Making a statement

 

NATIONAL REPORT—The country clearly issued a statement with the recent midterm elections in which the Republicans gained control of the Senate. The question now becomes: Will having a consensus make it considerably easier for the hotel industry to make a statement of its own in the near future and, ultimately, enact legislation that will benefit the industry?

Those who have taken up the industry’s causes on Capitol Hill weighed in on the potential impact of the changes in representation. “The new Senate Republican majority, combined with a larger House Republican majority, will clearly alter the policy landscape for the business community and the lodging industry,” said Katherine Lugar, president and CEO, AH&LA. 

Lugar went into more specifics in terms of what the AH&LA expects: “We anticipate a strong focus in both the House and the Senate on administration oversight and opposing administrative actions on matters like implementation of the Affordable Care Act and decisions issued by the National Labor Relations Board, including the ‘joint employer’ decision that could significantly impact the franchise model,” she said.

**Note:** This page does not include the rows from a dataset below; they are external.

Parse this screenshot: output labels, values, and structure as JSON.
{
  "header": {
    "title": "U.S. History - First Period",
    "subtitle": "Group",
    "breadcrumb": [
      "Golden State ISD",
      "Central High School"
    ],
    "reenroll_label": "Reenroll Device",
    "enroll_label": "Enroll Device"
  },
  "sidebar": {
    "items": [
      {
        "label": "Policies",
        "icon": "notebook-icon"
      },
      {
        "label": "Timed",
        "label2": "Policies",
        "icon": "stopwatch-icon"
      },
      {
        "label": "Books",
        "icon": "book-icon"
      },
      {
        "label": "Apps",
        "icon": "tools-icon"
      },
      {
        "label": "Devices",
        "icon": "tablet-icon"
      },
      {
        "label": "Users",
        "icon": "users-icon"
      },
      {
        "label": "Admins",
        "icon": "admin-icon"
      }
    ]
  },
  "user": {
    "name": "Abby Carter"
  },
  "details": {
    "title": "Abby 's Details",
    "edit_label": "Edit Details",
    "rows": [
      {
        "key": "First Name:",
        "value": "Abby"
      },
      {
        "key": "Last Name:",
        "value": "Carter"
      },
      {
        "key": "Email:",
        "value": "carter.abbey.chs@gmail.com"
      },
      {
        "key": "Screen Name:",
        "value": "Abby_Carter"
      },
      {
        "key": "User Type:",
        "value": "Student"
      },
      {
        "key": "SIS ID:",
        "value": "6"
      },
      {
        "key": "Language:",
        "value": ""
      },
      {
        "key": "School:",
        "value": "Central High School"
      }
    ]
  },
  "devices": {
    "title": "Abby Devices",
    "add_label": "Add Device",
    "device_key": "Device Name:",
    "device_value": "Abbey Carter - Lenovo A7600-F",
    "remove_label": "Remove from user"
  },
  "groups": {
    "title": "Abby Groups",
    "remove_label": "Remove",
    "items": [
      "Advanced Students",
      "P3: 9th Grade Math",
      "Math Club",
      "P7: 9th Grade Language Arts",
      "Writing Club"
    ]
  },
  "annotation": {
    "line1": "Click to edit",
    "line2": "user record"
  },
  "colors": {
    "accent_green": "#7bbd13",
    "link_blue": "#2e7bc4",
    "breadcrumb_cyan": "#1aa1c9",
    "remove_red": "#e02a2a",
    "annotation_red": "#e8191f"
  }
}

Speaking specifically about the Affordable Care Act, Lugar noted that the new Congress is expected to conduct another “messaging vote” on the repeal of the Affordable Care Act and, subsequently, take action on smaller bills to “change burdensome and unworkable parts of the law.” She added that, following the election, both Senator Mitch McConnell (R-KY) and Speaker of the House John Boehner (R-OH) supported a revision in how full-time employees are defined, proposing a change from 30 hours to 40 hours. The AH&LA has been advocating for such a shift for quite some time.

Another big issue for the lodging industry, which has been supported by a number of high-profile brand CEOs, has been its efforts to enact legislation that will reduce visa waiver wait times for other countries. In fact, President Obama recently announced an agreement with China, which will extend the life of business and tourist visas to 10 years from their previous one-year term. In addition, student visas have been extended to five years. 

Most observers believe these measures will significantly boost tourism from the country, but most also acknowledge the U.S. has only scratched the surface on the issue. 

Geoff Ballotti, president and CEO of Wyndham Hotel Group, has been an active political advocate for the lodging industry through his work with groups such as the AH&LA, AAHOA and the U.S. Travel Association. Ballotti is hopeful the recent changes will continue the momentum gained on that front.

“This industry needs to continue to work on reducing visa wait times. We’ve made just great progress over the last few years, but I still think there’s a lot that can be done. With this mix now, a very business-minded focus on reducing visa wait times will really benefit this industry,” he said, adding Brazil should be a country where the U.S. targets its efforts.

Ballotti continued, “There’s no better time for our voices to be heard. Travel and tourism is the world’s biggest industry. There’s a willingness to listen, more so than ever, and  there’s an opportunity for our country to reverse a trend and recapture what has been just a dramatic loss of share. The last 12 years, we’ve lost over a third of our share of international arrivals. I’m confident this country could retake its top spot with a handful of quick fixes.”

Lugar underscored the point: “Reducing visa wait times is one of our priorities in any immigration reform proposal. This is a common-sense way to draw more visitors to our country with great benefits to the U.S. economy.”  

Lugar further added that while the JOLT (Jobs Originated through Launching Travel) Act was incorporated into the Senate-passed comprehensive immigration bill, the House has not moved on the bill or the JOLT Act specifically. Lugar commented, “AH&LA will work strategically and aggressively to find a path forward for this important legislation in the new Congress.” 

Lugar noted the AH&LA also remains hopeful that, prior to recessing for the year, the House of Representatives will pass the Terrorism Risk Insurance Act (TRIA), which was passed by the Senate earlier this year and expires at the end of this month. According to the AH&LA, TRIA is bipartisan legislation that promotes stability and job growth across many sectors.

Lugar maintained that both House and Senate leaders planned to pass a budget in 2015 to provide a guideline for government funding for the coming year. She added that another area where the AH&LA expects early consensus is patent reform. She maintained, “Both House and Senate Republican leaders on this issue have stated their intent to revisit legislation quickly.”

Lugar also acknowledged that there is a general consensus that the recent government changes will result in more tangible results but, nonetheless, challenges continue to exist. “We expect more cross-collaboration between House and Senate Republican leadership to work together to illustrate that Congress can govern and get things done,” she said. “However, it will not be an easy road, given the dynamic of a more conservative House and Senate with a significant number of blue and purple state Republicans up for re-election in 2016. That said, we anticipate a busy year legislatively that includes some smaller, targeted measures getting to the President’s desk and being signed into law.”

Lugar commented further: “The good news is that the hotel industry has had record growth in 2014, and projections expect 2015 to be another great year. Even amid the turmoil of the midterm elections, our industry is thriving and remains a bright spot in the economy.”